Cranberry, Rose & Almond Shortbread, by Chef Joy Chiam, Co-Founder of Pâtisserie CLÉ
“Shortbread cookies are the easiest to master, especially for people who are starting out in baking and can be very fun with different cookie cutter shapes. For example, in my recipe, I’ve added dried cranberries, almonds and rose water. If you wish, you can also try your hand at adding other ingredients that are to your personal preference such as chocolate chips and other type of nuts. Or, if you are short on time, drop by Pâtisserie CLÉ to purchase these cookies ($25/tin) that also make great gifts for the season. Enjoy!”
120 grams of Butter
50 grams of Icing Sugar
1 gram of Salt
1⁄2 teaspoon of Rose Water
130 grams of All Purpose/Plain Flour
20 grams of Dried Cranberries
20 grams of Slivered Almonds or Almond Nibs
1. In a bowl, cream the butter, icing sugar, and salt together with a handheld or stand
mixer (at medium high speed, for about 4 to 5 minutes) until all is combined. The mixture
should look light, fluffy, and paler in colour.
2. Add the rose water into the dough and mix until it is well combined.
3. Slowly add the flour in 3 parts, until it is well incorporated with the dough. Stop mixing
once all the flour is added to avoid overmixing.
4. Add dried cranberries and almonds into the dough and mix till combined.
5. With parchment paper or cling wrap, wrap the dough and leave it in the chiller to rest
for a minimum of 2 hours, or overnight, till the dough has hardened.
6. Remove the dough from the chiller and roll with a rolling pin to the desired thickness.
7. Cut the cookies into desired shapes with a cookie cutter. Once the dough is all cut out,

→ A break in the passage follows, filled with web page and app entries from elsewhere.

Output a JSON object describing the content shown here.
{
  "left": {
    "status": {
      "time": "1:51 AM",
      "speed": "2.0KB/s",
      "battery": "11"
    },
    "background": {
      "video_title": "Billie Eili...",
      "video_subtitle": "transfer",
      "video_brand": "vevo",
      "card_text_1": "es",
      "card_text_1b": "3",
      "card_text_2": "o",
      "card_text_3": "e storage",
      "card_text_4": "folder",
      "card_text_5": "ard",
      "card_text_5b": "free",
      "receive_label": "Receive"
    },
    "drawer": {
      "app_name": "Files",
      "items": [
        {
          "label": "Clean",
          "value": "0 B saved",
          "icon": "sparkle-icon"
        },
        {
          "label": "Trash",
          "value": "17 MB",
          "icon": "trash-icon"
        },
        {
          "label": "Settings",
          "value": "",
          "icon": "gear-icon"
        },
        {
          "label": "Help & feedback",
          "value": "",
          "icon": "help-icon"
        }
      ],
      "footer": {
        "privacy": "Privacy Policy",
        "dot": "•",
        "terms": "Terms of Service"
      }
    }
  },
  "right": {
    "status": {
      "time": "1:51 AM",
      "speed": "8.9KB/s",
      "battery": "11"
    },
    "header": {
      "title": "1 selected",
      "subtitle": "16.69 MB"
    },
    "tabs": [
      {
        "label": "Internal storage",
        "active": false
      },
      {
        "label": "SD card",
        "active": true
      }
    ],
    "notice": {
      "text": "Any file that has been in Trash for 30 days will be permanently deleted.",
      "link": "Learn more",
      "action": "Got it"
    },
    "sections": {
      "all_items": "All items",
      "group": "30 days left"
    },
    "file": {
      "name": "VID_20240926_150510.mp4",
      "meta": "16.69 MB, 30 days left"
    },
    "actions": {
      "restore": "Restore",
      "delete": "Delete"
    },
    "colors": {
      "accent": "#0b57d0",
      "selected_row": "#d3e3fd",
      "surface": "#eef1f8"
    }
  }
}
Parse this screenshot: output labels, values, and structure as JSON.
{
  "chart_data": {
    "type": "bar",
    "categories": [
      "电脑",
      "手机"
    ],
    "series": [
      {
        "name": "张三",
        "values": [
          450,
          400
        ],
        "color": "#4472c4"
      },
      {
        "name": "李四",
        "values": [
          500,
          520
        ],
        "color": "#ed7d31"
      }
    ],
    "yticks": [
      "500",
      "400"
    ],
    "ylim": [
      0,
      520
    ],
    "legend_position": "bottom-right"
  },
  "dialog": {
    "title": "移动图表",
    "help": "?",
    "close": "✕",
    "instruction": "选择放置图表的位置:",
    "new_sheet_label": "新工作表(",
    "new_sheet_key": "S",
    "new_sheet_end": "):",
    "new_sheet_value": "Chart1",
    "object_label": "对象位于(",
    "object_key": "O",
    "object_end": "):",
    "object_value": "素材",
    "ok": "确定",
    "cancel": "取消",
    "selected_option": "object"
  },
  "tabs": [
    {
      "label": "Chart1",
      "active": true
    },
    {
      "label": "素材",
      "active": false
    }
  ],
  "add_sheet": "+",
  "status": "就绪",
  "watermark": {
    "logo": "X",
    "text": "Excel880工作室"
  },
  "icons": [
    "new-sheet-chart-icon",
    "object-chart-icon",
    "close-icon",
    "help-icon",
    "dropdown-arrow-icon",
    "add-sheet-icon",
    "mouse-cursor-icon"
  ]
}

re-roll the remaining dough to further cut it.
8. Line baking tray with parchment paper and lay the cookies out.
9. Bake at 165oC for 10 to 15 minutes until the cookies turn golden brown.
10. Remove from oven and let the cookies cool completely, before enjoying.
ATLAS FRENCH 75, BY THE ATLAS TEAM
1 Dash Saline Solution
20ml Lemon Juice
15ml Simple Syrup
10ml Peach Liquor
40ml Colombo Gin (or any London Dry Gin)
30ml Champagne (to finish)
Glassware: Champagne Flute
Garnish: Candied Kumquat
- Build all ingredients (except champagne) into a shaking tin.
- Add ice and shake.
- Strain into a white wine glass or champagne flute.
- Top with 30ml champagne, and garnish with the candied kumquat.
10% Saline Solution (1:10): Dissolve 10g Table Salt in 100ml Filtered Water
Candied Kumquat (Garnish)
1 litre filtered water
1kg white caster sugar
Cut kumquat in halves and remove seeds
- Heat filtered water and white caster sugar in a large pot and dissolve fully.
- When sugar syrup is simmering, add halved kumquats and let it boil.
- Wait until kumquat turns transparent and is fully cooked.
Shelf life in refrigerator: 2-3 months